Yokohama dentist uses camera and monitor setup to examine patients without getting close

Hidehiro Fujie, left, is seen at Fujie Dental Clinic using a camera as he observes a feed on a monitor of the inside of a patient’s mouth, in Yokohama. (Mainichi/Tsumuki Nakamura)


YOKOHAMA — Dental treatments for cavities or tartar removal involve unavoidable close contact, with dental practitioners required to use a number of methods such as touching the inside of or peering into patients’ mouths.


But with the spread of the new coronavirus, patient numbers have fallen, leading some clinics in Japan to devise new methods to reduce infection chances, such as by using small cameras to examine people’s mouths.


At the Fujie Dental Clinic in the eastern Japan city of Yokohama’s Kanagawa Ward, the windows are open in the examination room even though it’s the height of summer. The clinic’s head, Hidehiro Fujie, is sat upright in front of a patient, who lies facing up. Affixed to the dentist’s chair is a monitor which shows the inside of the patient’s mouth as captured by a camera Fujie is manipulating with his left hand. Through this method, he is able to always maintain a distance of around 50 centimeters between his face and the patient’s mouth — which he also doesn’t need to try to peer into.


Dental treatment generally requires medical professionals to get close to people’s mouths, so the proximity of dentist to patient is short. If a patient coughs during treatment, the dentist is in the direct path of any airborne droplets. When filing down teeth with a drill, aerosols, which measure about 5 micrometers in diameter and are even smaller than droplets, are produced and drift through the air.


Since the new coronavirus began spreading, many patients have hesitated going to receive dental treatment due to fear of infection. A survey by the Kanagawa Prefecture Medical Practitioners Association aimed at dental clinics found that, during the state of emergency declaration period over April and May, 95% of 114 responding dental care providers reported a fall in patient numbers. Additionally, 59% said that they had seen cases of patients’ conditions becoming much worse as a result of delayed consultations, and there were even some cases where dentists were forced to remove teeth.


Fujie has been using his idiosyncratic camera set up to examine people’s oral health for around 20 years. Originally, the camera was used just to take still images of teeth, but now it’s used to watch a live feed on a monitor for treatment purposes.


The camera can zoom in up to 20 times, enabling a visual confirmation of areas under treatment clearer than that of the naked eye. As patients can also look at the monitor, dentists can also explain the treatment as they give it, and one of its merits is that it makes it easier for people to understand the circumstances around their condition.

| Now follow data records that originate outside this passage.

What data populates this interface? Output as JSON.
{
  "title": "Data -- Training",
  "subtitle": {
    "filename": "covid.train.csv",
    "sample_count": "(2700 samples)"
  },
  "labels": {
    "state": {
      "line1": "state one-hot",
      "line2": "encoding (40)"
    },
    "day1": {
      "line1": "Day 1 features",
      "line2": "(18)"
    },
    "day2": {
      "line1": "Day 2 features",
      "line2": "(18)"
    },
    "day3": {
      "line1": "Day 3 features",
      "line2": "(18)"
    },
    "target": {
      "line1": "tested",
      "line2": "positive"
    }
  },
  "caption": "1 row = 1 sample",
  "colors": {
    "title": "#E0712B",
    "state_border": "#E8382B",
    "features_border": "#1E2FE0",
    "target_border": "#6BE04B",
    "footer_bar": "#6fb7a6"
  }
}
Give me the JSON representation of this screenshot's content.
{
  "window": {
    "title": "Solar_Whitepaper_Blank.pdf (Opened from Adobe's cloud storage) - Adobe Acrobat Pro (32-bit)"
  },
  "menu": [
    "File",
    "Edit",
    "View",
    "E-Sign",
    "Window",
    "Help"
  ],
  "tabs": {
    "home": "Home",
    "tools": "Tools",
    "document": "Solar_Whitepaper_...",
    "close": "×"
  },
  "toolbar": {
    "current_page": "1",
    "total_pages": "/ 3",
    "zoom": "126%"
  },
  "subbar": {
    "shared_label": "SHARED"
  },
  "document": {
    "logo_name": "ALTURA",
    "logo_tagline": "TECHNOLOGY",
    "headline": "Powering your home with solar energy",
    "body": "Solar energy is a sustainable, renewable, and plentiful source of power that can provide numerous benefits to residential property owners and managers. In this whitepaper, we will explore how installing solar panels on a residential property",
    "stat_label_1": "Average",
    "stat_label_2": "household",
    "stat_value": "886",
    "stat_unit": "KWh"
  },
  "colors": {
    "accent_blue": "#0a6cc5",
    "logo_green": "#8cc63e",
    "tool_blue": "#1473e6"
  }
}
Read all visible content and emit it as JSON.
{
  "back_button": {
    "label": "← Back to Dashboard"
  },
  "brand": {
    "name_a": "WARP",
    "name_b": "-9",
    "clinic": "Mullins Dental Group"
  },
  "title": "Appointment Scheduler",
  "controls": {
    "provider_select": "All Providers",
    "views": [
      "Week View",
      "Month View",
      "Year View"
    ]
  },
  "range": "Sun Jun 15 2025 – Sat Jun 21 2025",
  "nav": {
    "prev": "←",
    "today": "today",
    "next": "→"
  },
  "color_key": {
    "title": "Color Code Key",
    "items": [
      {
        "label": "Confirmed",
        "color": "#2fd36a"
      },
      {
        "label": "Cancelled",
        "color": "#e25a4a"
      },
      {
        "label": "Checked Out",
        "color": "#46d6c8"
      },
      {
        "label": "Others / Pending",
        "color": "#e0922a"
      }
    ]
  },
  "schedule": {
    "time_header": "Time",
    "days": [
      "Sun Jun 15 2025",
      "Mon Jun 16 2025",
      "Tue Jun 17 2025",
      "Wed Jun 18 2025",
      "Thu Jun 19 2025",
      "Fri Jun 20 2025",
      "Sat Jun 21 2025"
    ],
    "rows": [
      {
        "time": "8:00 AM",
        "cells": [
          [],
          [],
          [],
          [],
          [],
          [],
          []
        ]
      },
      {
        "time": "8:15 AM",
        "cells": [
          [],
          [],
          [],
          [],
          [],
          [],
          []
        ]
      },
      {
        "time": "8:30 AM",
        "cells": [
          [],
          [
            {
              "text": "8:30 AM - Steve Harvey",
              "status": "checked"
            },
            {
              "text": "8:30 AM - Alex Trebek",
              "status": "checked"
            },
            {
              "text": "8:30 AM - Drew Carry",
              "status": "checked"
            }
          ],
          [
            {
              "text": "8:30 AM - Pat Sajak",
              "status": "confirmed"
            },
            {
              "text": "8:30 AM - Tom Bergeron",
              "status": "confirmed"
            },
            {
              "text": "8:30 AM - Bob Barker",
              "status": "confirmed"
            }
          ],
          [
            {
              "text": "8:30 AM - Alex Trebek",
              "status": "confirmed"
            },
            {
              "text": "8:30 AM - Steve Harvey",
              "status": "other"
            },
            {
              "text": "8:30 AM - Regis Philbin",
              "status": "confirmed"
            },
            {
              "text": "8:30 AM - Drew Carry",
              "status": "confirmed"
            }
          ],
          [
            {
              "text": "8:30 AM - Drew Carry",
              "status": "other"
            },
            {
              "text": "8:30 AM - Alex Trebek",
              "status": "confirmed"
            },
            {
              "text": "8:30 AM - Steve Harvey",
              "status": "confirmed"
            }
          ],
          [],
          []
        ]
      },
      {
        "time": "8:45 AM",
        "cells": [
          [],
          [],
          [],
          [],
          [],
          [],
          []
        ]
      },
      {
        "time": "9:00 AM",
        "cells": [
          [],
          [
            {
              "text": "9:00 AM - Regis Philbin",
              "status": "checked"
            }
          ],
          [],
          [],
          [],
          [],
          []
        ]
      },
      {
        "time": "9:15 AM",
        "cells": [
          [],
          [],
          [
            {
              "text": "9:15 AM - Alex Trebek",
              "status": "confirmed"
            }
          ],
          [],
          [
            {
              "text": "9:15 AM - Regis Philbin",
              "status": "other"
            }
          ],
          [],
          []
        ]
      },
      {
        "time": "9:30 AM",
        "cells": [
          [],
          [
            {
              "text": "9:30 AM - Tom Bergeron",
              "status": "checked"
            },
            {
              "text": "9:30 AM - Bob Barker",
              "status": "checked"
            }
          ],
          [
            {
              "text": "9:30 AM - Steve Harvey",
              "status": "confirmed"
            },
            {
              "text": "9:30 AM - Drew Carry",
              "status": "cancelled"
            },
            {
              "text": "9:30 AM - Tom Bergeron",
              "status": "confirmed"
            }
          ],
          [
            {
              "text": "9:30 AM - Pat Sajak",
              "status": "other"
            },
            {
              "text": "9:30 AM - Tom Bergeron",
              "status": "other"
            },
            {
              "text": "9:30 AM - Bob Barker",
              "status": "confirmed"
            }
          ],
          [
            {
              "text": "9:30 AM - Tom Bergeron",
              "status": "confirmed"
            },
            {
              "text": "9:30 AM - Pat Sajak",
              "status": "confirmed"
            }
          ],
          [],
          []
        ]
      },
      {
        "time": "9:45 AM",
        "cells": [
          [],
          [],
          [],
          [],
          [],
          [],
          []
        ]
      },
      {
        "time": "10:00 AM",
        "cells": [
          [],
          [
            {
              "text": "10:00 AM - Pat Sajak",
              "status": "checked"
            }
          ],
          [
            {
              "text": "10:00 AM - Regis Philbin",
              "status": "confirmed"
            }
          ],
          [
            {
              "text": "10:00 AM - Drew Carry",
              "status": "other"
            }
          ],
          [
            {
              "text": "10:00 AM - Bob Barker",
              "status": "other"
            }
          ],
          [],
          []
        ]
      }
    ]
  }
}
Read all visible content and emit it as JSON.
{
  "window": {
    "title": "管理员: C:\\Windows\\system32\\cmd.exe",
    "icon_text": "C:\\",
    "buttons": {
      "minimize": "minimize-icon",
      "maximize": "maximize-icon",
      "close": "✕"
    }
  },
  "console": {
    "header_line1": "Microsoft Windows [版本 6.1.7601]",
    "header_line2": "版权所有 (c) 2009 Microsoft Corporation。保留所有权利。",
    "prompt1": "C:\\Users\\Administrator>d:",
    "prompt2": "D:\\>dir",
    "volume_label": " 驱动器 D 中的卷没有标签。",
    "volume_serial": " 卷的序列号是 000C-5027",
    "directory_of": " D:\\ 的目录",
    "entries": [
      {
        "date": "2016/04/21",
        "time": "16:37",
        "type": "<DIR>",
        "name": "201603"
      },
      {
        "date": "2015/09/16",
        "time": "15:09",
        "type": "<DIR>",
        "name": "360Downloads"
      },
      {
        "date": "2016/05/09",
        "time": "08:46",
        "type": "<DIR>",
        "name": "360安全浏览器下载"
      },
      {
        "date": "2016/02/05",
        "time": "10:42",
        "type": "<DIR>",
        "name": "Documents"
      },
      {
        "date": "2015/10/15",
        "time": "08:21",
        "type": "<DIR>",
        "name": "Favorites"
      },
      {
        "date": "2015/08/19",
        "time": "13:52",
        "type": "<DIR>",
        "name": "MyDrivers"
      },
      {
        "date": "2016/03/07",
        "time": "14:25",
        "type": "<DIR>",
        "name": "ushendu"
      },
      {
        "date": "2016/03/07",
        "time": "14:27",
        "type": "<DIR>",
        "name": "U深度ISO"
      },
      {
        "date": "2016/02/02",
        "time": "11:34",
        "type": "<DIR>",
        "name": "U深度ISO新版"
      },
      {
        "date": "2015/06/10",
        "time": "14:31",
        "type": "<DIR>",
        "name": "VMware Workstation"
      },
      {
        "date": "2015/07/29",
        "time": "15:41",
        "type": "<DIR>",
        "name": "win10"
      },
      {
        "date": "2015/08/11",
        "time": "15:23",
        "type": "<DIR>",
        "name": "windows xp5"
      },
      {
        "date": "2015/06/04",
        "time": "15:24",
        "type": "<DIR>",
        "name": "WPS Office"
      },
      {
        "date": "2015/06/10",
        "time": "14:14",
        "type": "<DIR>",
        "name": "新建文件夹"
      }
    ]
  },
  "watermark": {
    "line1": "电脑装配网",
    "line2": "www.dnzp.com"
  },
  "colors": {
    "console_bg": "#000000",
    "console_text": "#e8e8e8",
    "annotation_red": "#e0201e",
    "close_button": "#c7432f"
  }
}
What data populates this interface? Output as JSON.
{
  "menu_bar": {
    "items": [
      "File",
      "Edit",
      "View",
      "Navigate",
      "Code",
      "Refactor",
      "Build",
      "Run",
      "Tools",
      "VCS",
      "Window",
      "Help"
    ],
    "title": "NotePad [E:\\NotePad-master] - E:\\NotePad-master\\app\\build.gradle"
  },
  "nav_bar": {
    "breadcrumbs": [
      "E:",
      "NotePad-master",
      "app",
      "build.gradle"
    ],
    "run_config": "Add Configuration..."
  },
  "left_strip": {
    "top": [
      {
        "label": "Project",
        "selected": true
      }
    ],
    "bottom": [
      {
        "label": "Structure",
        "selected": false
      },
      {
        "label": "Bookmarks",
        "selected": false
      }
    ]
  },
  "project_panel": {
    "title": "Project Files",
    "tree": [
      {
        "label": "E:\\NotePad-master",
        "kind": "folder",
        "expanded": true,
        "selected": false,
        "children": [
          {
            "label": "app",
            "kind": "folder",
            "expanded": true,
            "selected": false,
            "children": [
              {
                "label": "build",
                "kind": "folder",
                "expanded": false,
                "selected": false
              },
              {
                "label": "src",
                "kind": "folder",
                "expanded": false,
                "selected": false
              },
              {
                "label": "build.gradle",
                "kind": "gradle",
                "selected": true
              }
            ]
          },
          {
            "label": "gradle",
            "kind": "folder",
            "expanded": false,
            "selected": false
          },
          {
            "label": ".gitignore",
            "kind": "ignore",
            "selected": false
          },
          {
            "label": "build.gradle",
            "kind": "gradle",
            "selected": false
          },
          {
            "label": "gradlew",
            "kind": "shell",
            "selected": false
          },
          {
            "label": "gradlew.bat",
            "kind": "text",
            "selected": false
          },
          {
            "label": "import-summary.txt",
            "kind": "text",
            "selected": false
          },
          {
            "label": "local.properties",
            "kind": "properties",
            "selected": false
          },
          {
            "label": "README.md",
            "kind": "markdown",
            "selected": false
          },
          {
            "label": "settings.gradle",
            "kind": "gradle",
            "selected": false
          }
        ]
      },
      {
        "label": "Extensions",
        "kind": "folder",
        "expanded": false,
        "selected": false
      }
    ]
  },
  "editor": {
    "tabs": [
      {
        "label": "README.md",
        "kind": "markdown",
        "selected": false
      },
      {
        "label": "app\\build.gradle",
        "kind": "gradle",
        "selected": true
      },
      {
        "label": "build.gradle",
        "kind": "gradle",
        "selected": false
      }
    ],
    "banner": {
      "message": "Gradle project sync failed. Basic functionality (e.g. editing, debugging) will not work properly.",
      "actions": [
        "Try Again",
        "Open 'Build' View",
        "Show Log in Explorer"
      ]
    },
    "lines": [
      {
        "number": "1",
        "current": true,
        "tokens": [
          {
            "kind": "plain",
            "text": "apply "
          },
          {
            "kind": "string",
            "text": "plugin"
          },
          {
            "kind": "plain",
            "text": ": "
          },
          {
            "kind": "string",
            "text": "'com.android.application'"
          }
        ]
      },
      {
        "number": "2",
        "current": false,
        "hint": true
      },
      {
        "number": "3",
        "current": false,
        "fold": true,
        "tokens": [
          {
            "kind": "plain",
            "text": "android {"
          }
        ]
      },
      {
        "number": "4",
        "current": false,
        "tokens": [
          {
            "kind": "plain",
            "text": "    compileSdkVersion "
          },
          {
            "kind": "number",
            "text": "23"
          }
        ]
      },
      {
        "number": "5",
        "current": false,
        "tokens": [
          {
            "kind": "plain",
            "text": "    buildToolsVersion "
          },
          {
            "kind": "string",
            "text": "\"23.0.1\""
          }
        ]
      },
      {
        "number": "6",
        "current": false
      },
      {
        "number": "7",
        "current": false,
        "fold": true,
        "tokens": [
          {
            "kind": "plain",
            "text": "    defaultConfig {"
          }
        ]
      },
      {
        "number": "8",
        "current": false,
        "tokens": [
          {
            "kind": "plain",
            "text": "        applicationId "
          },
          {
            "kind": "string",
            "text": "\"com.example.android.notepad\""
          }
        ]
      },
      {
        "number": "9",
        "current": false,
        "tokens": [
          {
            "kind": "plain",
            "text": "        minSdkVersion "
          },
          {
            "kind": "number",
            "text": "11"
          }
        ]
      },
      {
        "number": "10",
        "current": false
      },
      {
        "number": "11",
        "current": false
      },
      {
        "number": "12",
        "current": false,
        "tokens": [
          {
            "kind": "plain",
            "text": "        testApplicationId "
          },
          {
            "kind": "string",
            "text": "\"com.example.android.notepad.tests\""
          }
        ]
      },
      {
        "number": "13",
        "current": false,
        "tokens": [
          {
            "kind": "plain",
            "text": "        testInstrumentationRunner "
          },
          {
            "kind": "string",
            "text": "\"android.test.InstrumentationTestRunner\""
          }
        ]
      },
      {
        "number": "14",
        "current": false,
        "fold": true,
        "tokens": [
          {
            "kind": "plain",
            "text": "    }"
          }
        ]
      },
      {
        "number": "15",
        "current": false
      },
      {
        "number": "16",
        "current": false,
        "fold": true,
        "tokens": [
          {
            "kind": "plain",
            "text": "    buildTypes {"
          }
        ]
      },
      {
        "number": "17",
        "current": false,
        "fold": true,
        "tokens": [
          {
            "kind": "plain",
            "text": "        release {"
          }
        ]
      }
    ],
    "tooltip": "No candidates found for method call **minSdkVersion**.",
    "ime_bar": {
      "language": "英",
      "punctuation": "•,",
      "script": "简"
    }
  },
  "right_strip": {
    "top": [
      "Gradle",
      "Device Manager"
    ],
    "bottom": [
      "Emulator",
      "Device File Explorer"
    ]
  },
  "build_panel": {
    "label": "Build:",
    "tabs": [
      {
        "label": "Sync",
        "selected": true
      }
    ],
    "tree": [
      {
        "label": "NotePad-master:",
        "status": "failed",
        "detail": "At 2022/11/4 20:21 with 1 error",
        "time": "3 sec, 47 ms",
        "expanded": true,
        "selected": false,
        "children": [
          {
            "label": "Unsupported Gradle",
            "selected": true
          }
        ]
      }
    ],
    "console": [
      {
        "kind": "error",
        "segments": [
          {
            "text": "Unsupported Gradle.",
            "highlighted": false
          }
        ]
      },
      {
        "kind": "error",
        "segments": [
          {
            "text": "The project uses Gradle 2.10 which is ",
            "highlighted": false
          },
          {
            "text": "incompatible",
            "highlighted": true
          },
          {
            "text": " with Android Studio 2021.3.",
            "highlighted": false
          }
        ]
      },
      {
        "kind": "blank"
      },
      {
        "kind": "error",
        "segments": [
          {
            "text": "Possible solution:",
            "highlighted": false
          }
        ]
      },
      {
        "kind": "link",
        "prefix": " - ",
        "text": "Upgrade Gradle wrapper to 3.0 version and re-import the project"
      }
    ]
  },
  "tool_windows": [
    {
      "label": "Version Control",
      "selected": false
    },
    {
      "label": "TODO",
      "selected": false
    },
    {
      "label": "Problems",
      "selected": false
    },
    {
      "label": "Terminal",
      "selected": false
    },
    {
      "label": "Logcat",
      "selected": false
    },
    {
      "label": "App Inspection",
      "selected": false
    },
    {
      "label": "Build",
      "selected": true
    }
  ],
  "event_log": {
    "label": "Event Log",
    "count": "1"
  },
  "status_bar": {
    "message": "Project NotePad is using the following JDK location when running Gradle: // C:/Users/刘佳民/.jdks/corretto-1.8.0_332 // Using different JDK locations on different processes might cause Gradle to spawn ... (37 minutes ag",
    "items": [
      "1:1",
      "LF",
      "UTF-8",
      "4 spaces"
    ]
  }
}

Amid the coronavirus outbreak, it ensures a fixed distance between dentist and patient, and reportedly is also effective at reducing chances of infection. But because the system used by dentists like Fujie requires practitioners to break old habits of looking into patients’ mouths, and investment in equipment is also necessary, it is rare for dentists to offer similar services.


His clinic is also doing as much as possible to reduce the amount of work it does with aerosol-producing drills, instead of opting for treatment by hand. As part of infection prevention measures, staff are also wearing disposable gowns and faceguards. Fujie said, “Through an accumulation of small things, we’ve been able to reduce the chances of infections to a great degree. Although the coronavirus situation is serious, taking care of one’s dental health is also important. We want people to come and have the treatment they need without feeling excessively fearful.”


(Japanese original by Tsumuki Nakamura, Yokohama Bureau)

Source Article